TOKYO -- Toyota is closing in on a record profit set before the Lehman crisis after topping up its annual net profit forecast by nearly $2 billion and outperforming Japanese rivals as its expansion plans bear fruit.
The world's best-selling carmaker is racking up strong sales in a healthy U.S. market while keeping costs in check and taking a breather from building new facilities, in contrast to Nissan Motor and Honda Motor (HMC) which are grappling with heavy expansion costs.
Toyota Motor (TM), one of the most export-reliant Japanese carmakers, is also reaping the benefits of a weakening yen that has boosted its profit margins but acknowledged it will have to start spending more to maintain its advantage.
"Our basic stance of controlling fixed costs and improving gross profit will not change, but we do need aggressive investment in order to brush up on future technology," Managing Officer Takuo Sasaki told an earnings briefing Wednesday.
Toyota credited its conservative strategy as a key factor when it raised its net profit forecast by 190 billion yen to 1.67 trillion yen ($16.95 billion) for the year ending in March 2014, just short of its record 1.72 trillion yen from six years ago.
A Thomson Reuters I/B/E/S survey of 23 analysts gave an average forecast of 1.79 trillion yen. Toyota's annual operating profit rises by 40 billion yen for every one-yen rise in the value of the dollar.
Toyota, which went through a rapid expansion before booking huge losses in the year ended March 2009, now appears to be in the sweet spot of industry and currency market trends, and is reaping the rewards of it own investments in production.
But some analysts warned against complacency.
"There are clearly risks of Toyota starting to lag in growth pace to its peers," said Takaki Nakanishi, an auto industry analyst and CEO of Nakanishi Research Institute in Tokyo.
"If the decisions [on future expansion] are too slow, that may cause slower growth and that could make Toyota's earnings grow slower than its competitors."
Market participants also worried that the company might be too stingy with its cash.
"Toyota is representative of Japanese companies and even though it is generating so much profit its dividend yield of 2 percent is not enough," said BNP Paribas Securities chief Japan equity strategist Shun Maruyama.
Last week, Nissan posted a meager 2 percent quarterly net profit growth while Honda booked a 46 percent rise.

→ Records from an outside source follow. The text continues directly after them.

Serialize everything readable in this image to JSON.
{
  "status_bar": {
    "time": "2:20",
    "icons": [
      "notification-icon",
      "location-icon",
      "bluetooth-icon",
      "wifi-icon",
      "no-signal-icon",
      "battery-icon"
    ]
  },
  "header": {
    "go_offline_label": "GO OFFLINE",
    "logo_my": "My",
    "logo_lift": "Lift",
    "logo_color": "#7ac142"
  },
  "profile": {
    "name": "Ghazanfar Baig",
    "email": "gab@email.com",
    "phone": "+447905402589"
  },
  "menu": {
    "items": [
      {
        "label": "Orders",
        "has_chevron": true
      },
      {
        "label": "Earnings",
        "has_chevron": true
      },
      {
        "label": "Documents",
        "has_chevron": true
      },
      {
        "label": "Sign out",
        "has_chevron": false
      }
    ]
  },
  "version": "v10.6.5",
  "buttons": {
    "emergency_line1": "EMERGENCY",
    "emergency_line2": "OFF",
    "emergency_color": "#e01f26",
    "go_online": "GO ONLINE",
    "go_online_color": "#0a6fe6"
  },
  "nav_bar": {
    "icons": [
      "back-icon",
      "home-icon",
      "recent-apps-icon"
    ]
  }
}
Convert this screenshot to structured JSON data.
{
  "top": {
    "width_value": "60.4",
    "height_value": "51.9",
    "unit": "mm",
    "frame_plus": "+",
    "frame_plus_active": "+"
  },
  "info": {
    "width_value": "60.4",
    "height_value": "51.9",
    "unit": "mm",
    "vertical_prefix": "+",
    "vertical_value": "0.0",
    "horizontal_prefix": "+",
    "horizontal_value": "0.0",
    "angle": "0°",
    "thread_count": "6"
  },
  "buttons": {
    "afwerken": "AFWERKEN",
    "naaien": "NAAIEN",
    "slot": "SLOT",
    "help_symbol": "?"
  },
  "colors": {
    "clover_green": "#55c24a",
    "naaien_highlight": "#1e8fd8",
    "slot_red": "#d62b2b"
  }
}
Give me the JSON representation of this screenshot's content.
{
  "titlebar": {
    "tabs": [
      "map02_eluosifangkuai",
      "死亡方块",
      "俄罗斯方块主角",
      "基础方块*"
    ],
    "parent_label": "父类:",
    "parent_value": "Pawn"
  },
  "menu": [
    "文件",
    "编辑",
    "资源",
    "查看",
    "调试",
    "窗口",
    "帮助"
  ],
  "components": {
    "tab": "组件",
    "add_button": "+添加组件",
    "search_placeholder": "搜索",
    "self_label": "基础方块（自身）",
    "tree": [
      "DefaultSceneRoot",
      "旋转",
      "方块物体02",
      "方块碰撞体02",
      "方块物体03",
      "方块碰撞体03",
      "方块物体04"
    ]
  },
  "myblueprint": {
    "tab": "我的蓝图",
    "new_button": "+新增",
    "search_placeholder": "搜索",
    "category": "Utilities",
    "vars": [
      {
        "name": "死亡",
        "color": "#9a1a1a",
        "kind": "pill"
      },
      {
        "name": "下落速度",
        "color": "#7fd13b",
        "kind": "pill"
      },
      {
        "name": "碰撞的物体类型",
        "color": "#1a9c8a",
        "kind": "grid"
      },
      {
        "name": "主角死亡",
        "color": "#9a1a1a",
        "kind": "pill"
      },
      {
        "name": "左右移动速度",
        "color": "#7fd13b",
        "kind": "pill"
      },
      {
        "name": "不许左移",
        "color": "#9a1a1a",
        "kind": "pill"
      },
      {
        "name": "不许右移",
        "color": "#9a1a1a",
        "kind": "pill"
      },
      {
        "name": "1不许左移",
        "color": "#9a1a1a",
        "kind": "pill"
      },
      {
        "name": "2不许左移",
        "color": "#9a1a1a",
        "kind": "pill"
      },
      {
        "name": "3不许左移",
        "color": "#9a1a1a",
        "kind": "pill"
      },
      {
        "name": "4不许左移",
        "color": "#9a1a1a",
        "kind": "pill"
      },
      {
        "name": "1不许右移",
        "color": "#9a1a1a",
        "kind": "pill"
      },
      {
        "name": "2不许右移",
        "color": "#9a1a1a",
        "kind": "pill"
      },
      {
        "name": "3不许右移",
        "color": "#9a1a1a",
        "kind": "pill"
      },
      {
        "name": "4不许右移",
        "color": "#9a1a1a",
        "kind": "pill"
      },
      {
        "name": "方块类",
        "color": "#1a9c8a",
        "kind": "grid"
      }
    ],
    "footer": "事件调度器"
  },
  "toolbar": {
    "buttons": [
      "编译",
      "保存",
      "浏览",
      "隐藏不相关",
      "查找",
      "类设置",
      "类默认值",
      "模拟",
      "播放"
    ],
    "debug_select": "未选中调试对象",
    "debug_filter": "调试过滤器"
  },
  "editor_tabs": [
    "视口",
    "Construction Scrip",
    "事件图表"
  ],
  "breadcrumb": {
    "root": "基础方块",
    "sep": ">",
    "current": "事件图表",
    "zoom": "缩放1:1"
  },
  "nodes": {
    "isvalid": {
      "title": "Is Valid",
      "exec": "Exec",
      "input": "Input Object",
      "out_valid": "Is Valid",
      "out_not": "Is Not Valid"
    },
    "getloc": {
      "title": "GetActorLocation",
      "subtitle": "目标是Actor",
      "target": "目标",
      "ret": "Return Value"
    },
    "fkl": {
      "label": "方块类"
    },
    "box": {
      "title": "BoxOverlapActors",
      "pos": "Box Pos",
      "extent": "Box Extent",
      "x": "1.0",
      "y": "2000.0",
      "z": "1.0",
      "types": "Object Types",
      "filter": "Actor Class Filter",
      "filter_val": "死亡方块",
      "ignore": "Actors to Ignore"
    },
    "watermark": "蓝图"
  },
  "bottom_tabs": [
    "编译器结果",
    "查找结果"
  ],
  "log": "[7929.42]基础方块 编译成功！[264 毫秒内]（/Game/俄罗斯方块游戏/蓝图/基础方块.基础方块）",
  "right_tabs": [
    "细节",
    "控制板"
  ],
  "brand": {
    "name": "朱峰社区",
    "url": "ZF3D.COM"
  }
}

Nissan is aiming to raise its global market share to 8 percent from last year's 6.2 percent and has been scrambling to build capacity worldwide. It is constructing eight new plants and expanding a factory in Russia.
Nissan plans capital expenditure equal to about 5 percent of revenue this financial year, compared with Toyota's 4 percent. On Wednesday, Toyota slightly raised its annual capital expenditure outlook by 2 percent to 940 billion yen.
To ease the burden of its expansion, Nissan and its partner Renault unveiled a potentially wide-ranging operating alliance this week with Mitsubishi Motors.
Nissan's quick but messy expansion has left it underperforming Toyota in the United States after running into product launch troubles and quality issues.
In July-September, Toyota's U.S. sales grew 12.2 percent year-on-year compared to Nissan's 9.6 percent rise. Industry-wide sales grew about 9 percent year-on-year during that period.
Toyota on Wednesday nudged up its North America sales forecast to 2.63 million vehicles from 2.61 million, helping to offset a drop in its Asia sales forecast to 1.64 million from 1.7 million.
Toyota's shares ended 0.5 percent higher, compared with a 0.8 percent rise for Tokyo's benchmark Nikkei average.
For the year to date, Toyota's shares are up nearly 60 percent, outpacing a 9 percent rise for Nissan, which was hit hard this week after cutting its full-year profit forecast Friday, and Honda's 25 percent rise.
Toyota sold the most cars among automakers worldwide in January-September, beating General Motors (GM) and Volkswagen.